Does South Africa have the specialist skills needed to turn Eskom around?
Originally published in the ESI Africa weekly newsletter on 2019/02/20 – subscribe today
Africa’s largest power utility remains under immense strain to keep the lights on and to secure South Africa’s energy supply. In efforts to achieve this, a Presidential Cabinet Committee on Eskom has been formed and a team of foreign experts has been called in to help.
But immediate questions have been raised pertaining to potential conflicts of interest and why the committee hasn’t called on local experts and the vast institutional memory of current and ex-Eskom employees.
In a national election year, the Eskom crisis is a particularly thorny challenge for the ruling party and probably the reason why the committee will directly brief President Ramaphosa on a daily basis.
The team includes ministers from the public enterprises, energy, finance, transport, intelligence and police departments giving it a wide scope to achieve its responsibility of meeting with stakeholders to “help restore stability to the grid and chart a way forward whilst ensuring that there is
This task team has gone so far as to call upon international expertise to address the growing financial and operational failure of the utility.
Minister of Public Enterprises Pravin Gordhan announced last week that Enel, an Italian energy firm, will send experts to help fix Eskom. It’s a tall order considering that the Enel team – although being highly-trained experts in their field – will not be entirely familiar with the South African fleet of power stations and the national grid.
The concern is that it will take time for them to fully understand the utility’s operations to conduct the expected power station and network audits. Another concern is one of conflict of interest as the Enel Group has several renewable energy IPP projects in South Africa.
Perhaps more importantly, the question of why the skills and experience of many local experts aren’t being harnessed further highlights how a difficult socio-political climate is making the Eskom rescue effort ever-more complicated.
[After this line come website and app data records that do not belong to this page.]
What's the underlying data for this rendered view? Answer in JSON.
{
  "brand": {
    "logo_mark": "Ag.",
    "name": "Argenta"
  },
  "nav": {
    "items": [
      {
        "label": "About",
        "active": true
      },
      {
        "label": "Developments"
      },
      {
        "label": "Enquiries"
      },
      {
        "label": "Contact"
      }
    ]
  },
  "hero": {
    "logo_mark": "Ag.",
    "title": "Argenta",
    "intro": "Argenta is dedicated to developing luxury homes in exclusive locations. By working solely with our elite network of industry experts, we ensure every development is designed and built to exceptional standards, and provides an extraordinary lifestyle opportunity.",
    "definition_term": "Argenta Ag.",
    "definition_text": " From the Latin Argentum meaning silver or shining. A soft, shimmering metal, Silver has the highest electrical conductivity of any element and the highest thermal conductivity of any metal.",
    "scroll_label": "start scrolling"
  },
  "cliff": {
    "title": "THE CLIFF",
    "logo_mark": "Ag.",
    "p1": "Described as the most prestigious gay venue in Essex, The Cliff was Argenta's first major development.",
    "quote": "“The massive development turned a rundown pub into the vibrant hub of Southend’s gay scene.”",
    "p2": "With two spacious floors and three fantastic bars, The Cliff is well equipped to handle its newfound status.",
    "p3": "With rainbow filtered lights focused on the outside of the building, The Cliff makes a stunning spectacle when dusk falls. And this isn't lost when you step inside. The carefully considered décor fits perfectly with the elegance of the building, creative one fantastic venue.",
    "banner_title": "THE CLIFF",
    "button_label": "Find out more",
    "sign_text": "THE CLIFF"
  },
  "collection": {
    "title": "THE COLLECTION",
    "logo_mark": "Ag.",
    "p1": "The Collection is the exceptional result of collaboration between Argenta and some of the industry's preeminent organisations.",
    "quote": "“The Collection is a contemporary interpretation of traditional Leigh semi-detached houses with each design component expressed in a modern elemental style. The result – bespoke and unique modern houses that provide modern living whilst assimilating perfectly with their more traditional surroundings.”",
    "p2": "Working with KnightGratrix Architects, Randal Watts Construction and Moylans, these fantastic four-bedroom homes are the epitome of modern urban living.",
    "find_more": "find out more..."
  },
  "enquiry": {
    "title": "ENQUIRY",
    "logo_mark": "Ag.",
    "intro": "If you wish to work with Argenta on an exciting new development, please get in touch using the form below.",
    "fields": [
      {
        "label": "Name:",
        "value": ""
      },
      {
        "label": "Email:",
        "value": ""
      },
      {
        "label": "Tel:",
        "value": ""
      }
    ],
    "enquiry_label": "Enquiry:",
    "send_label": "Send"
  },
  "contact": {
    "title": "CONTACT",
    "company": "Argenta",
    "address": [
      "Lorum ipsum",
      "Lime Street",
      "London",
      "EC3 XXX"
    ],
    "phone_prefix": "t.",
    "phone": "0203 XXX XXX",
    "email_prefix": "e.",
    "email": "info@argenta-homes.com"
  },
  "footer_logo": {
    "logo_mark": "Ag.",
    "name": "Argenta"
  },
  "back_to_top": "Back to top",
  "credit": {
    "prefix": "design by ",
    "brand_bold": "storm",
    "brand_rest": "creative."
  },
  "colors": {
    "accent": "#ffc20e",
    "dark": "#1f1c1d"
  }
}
Is South Africa making the most of its local knowledge pool? Or does Eskom need to reinvent itself with the help of fresh – foreign – expertise?
Read the previous note from the editor here.